Almost every Sunday, my mother would take my brother and me to nearby mountains to walk; explore; learn about wild plants and berries; and nap in the meadow. With our faces so close to the flowers, the gentle buzzing of insects lulled us to sleep.
I credit today’s powers of observation to my mother’s influence. She was forever pointing out plants, berries, critters and other items of interest to her, but not necessarily to me in those days.
Lately, I have been on guided nature walks with Jim Amon, former D&R Greenway Director of Stewardship. He introduced members of the Princeton Photography Club to fascinating trails on D&R-Greenway-preserved land. In summer, my paths lead through woods and along rocky cliffs of Mt. Desert Island, near Maine’s Acadia National Park. New Jersey’s Pine Barrens are rich in nature’s rarities, often found nowhere else.
Everywhere, I look for berries, mushrooms, seaweed, plants, mosses and lichen. I seem to be drawn to the unusual. Often the tiniest plants compel me, as though I were still my child self. I am pleased that D&R Greenway invited me to share these images from the child’s perspective for Olivia’s Rainbow Gallery.

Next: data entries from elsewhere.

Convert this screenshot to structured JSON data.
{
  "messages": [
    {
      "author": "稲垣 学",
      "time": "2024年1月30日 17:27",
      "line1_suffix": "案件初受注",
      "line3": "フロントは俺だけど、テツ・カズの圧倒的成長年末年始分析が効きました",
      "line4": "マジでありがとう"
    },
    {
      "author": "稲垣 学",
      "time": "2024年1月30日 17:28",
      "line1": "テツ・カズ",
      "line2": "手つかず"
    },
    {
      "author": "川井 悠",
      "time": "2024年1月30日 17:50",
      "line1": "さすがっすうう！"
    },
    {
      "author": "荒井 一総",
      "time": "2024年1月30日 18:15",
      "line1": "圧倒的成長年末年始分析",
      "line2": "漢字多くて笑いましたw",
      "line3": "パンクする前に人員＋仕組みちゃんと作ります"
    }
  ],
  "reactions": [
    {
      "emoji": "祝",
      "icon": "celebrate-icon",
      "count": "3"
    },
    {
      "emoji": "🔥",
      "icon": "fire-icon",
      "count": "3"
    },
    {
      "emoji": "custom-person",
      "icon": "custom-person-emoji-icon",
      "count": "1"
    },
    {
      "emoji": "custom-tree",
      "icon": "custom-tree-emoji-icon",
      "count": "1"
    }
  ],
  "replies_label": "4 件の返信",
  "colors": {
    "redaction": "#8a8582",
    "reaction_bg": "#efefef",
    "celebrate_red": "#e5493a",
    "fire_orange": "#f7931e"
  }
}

The exhibit Forest Bathing is based on the Japanese concept of Shinrin-Yoku; using Nature to heal and restore mind and body.